# THE PROBLEM:
What lines of the data hold the string "variable"? Pull each one out.

+++++

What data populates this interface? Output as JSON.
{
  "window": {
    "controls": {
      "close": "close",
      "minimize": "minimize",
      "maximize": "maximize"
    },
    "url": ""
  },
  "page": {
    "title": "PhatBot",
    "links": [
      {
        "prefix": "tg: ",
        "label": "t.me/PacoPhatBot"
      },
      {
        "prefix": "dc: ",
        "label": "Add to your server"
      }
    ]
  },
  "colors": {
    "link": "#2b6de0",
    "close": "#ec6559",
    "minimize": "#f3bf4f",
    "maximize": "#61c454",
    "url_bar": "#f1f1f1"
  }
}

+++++

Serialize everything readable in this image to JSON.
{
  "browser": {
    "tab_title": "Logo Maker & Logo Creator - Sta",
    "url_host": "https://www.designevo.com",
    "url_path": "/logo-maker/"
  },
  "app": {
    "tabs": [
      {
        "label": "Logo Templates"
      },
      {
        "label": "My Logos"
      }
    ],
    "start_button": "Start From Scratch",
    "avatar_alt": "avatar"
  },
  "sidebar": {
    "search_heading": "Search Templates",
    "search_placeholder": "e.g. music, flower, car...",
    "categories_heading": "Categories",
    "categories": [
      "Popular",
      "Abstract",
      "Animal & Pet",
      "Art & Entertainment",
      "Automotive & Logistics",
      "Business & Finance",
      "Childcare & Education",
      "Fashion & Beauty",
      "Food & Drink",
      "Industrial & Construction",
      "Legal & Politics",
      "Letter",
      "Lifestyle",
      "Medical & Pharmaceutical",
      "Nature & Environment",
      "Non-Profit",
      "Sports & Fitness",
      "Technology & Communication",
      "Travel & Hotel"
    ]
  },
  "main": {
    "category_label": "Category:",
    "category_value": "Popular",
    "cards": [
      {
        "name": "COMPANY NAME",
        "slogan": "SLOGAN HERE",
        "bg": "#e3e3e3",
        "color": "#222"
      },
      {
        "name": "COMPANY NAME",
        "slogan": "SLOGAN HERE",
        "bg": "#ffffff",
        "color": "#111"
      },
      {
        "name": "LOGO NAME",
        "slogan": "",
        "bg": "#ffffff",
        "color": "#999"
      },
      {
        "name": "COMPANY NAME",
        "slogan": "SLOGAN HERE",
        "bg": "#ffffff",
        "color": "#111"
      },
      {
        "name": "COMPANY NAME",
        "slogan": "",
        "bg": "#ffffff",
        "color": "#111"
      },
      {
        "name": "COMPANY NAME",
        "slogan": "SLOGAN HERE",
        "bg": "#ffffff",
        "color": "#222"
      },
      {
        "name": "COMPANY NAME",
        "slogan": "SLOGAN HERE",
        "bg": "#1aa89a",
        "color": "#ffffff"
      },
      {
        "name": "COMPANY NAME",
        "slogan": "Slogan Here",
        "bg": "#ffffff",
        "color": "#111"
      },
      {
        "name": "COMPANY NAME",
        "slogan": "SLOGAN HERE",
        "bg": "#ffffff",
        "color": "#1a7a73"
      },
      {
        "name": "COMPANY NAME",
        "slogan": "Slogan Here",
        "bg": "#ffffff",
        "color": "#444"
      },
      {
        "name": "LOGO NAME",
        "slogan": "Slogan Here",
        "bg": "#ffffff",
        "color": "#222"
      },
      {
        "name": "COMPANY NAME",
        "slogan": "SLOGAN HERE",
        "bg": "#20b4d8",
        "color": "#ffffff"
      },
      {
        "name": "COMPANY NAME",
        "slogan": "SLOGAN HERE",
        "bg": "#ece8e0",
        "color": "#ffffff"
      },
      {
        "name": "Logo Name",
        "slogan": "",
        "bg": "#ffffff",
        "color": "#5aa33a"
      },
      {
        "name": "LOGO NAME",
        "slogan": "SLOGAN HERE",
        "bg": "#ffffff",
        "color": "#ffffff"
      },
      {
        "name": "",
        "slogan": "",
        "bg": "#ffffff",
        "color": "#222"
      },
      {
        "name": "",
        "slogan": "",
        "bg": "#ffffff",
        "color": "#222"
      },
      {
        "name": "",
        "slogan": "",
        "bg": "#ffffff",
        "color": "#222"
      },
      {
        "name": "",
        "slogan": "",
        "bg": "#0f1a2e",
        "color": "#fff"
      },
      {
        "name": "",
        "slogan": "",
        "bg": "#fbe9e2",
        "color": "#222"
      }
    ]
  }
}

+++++

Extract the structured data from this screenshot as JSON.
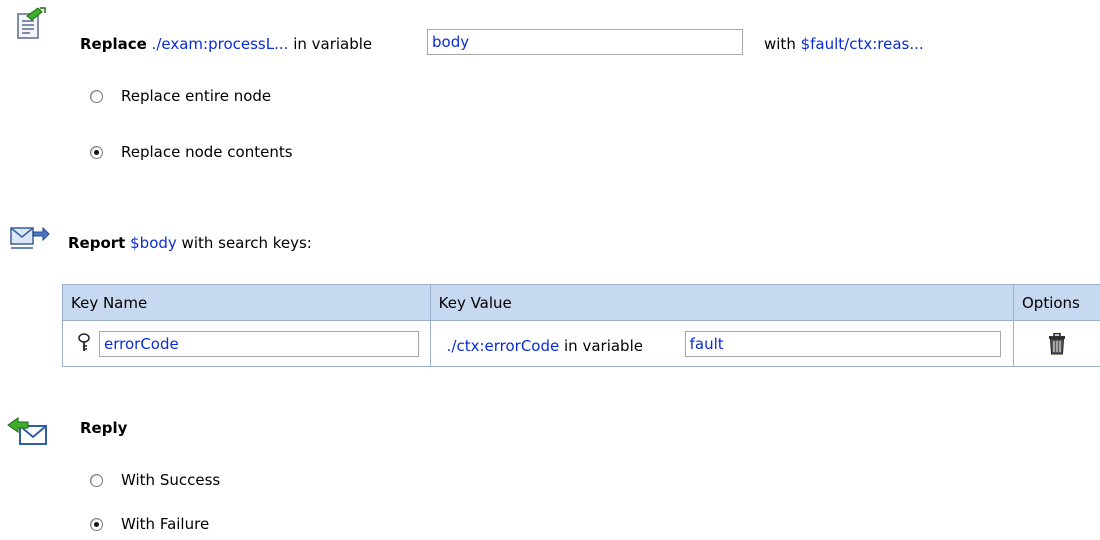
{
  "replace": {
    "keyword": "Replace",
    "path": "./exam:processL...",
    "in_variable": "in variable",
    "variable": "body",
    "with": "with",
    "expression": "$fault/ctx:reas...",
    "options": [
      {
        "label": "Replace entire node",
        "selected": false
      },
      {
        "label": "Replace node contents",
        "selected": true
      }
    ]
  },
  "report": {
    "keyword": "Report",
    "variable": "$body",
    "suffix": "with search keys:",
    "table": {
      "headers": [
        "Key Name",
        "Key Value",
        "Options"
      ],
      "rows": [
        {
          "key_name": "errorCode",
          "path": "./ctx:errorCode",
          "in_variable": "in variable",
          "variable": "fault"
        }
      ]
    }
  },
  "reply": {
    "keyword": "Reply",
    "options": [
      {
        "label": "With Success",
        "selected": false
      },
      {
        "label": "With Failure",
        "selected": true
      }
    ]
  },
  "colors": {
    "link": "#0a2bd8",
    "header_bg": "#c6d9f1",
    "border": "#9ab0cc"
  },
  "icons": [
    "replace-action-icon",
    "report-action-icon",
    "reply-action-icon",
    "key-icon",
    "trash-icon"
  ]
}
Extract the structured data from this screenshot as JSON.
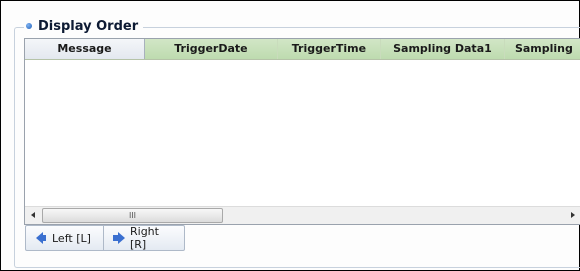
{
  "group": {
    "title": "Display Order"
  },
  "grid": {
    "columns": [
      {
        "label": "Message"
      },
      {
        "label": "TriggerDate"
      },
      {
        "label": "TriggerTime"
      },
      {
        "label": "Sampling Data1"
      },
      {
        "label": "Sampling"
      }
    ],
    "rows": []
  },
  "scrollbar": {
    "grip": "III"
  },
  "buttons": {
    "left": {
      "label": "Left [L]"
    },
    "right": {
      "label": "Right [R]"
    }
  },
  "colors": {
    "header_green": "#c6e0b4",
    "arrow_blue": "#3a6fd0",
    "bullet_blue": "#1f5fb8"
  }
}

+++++

# RESULT OF THIS TASK:
    "in_variable": "in variable",
    "variable": "body",
    "variable": "$body",
          "in_variable": "in variable",
          "variable": "fault"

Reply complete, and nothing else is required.